▸ WHAT YOU SHOULD DO
Your reply should hold only the lines from the records below where "name" occurs.

▸ GIVEN RECORDS
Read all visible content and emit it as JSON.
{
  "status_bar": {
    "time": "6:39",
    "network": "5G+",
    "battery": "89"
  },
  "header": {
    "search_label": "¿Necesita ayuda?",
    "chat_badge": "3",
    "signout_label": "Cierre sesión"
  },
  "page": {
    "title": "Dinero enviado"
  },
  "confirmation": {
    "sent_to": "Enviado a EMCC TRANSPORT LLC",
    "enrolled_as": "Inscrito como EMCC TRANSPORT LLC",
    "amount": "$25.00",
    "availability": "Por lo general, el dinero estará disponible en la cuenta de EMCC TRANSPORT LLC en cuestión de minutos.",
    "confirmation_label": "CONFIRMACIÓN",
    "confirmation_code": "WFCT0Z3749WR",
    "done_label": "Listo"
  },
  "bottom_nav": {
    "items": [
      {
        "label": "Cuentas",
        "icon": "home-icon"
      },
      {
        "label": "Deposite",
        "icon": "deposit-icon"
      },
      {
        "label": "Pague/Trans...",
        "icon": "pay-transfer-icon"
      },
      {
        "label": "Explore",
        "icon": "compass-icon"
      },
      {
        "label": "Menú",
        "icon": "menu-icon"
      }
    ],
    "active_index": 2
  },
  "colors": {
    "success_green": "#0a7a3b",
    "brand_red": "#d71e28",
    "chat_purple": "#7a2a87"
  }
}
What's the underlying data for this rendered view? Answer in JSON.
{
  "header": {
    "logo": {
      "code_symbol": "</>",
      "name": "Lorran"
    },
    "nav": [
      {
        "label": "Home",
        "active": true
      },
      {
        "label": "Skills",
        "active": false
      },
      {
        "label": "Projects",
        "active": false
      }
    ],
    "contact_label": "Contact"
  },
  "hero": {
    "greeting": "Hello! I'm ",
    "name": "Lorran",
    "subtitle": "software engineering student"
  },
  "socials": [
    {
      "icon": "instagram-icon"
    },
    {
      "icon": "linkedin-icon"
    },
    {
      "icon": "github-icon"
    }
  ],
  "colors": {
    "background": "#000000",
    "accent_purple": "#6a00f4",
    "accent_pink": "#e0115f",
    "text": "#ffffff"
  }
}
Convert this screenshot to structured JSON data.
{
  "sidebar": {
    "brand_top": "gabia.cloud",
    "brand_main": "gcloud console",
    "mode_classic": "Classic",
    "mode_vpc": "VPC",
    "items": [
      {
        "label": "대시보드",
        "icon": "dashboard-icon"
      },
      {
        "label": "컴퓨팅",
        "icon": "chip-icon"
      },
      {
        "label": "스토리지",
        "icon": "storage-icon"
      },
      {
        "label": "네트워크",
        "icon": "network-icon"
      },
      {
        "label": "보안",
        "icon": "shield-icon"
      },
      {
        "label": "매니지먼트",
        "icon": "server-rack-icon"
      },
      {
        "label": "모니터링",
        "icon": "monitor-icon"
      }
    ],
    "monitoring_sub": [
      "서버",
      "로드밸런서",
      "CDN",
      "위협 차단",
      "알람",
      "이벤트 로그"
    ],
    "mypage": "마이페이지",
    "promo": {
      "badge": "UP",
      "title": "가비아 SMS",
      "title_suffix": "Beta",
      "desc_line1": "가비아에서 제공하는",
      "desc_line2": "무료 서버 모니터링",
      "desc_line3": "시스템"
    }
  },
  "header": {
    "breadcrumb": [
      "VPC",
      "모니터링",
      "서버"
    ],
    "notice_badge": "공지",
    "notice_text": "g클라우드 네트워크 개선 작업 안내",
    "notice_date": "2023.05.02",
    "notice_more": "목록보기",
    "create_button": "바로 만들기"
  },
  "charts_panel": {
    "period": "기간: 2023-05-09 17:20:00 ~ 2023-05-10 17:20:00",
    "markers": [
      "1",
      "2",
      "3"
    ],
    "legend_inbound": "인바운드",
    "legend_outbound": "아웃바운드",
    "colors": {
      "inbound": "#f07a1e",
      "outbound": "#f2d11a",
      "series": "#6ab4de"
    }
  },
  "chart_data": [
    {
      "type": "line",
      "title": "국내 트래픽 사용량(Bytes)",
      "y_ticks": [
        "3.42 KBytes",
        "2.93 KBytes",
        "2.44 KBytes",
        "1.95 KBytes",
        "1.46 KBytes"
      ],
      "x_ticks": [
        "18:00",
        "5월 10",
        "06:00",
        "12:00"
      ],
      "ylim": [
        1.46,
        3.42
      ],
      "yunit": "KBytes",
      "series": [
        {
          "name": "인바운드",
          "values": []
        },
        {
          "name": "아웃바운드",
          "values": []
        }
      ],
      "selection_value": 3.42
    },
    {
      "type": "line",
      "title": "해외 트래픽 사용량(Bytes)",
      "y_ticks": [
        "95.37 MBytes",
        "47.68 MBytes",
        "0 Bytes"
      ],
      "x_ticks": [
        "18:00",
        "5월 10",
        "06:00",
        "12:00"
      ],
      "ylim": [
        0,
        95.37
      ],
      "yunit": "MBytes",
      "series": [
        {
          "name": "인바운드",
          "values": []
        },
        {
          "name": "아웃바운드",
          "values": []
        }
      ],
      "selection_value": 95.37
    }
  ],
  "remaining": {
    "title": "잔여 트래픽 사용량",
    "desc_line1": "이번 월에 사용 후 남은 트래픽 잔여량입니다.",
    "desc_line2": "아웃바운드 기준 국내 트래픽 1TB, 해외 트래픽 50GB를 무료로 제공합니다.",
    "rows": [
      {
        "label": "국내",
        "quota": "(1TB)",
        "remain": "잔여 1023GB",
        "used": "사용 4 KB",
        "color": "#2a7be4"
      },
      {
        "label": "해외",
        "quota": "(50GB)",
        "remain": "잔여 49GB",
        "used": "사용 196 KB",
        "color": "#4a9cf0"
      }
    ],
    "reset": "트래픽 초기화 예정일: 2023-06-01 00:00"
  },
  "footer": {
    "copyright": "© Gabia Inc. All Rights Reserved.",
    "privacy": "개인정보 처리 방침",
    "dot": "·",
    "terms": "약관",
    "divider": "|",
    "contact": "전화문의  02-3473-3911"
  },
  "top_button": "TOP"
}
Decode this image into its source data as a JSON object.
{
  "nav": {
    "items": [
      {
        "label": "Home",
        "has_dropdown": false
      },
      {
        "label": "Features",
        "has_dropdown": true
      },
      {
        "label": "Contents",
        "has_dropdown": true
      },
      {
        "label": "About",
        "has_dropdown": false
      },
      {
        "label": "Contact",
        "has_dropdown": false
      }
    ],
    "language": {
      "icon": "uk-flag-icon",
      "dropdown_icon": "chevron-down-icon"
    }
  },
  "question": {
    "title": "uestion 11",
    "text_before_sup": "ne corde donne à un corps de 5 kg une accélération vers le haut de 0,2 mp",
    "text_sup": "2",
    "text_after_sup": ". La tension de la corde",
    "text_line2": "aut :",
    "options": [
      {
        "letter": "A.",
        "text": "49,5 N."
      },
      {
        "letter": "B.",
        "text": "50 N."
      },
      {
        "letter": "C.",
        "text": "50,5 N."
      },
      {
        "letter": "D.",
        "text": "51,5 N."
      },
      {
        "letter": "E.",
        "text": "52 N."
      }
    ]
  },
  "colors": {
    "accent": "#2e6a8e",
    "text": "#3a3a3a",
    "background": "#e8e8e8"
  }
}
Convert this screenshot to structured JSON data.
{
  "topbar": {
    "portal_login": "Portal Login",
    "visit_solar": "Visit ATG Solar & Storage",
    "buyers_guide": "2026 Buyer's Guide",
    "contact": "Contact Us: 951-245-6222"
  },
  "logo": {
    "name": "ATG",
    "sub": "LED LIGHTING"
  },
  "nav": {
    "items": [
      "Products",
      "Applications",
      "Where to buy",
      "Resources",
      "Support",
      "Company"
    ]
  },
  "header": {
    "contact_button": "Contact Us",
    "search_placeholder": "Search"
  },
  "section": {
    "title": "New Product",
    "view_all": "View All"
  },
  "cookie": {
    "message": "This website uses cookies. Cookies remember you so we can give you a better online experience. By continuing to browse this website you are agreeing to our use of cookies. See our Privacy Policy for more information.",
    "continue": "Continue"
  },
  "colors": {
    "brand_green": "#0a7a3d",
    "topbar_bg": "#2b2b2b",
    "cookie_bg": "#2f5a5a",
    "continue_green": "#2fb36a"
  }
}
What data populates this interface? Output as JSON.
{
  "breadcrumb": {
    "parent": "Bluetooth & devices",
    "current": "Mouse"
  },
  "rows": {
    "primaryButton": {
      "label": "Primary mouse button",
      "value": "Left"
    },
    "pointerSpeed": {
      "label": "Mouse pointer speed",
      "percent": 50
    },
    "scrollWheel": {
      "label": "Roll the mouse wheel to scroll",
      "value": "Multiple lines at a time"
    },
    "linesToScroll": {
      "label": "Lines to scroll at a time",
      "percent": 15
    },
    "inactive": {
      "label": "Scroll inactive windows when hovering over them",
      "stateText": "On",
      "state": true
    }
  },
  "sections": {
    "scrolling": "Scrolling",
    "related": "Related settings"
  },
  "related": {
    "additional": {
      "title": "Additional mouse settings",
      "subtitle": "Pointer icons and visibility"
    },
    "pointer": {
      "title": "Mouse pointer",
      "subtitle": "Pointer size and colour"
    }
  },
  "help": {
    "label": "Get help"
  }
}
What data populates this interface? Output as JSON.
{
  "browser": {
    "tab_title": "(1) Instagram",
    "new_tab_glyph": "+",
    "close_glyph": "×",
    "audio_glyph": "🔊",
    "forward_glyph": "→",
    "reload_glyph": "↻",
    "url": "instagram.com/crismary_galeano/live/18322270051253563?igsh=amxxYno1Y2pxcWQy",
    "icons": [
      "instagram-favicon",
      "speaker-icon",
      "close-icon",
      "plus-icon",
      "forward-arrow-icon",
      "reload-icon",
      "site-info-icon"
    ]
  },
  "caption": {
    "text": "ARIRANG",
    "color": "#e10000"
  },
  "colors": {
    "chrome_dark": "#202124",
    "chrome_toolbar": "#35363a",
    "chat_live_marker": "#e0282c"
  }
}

▸ EXERCISE RESPONSE
      "name": "Lorran"
    "name": "Lorran",
          "name": "인바운드",
          "name": "아웃바운드",
          "name": "인바운드",
          "name": "아웃바운드",
    "name": "ATG",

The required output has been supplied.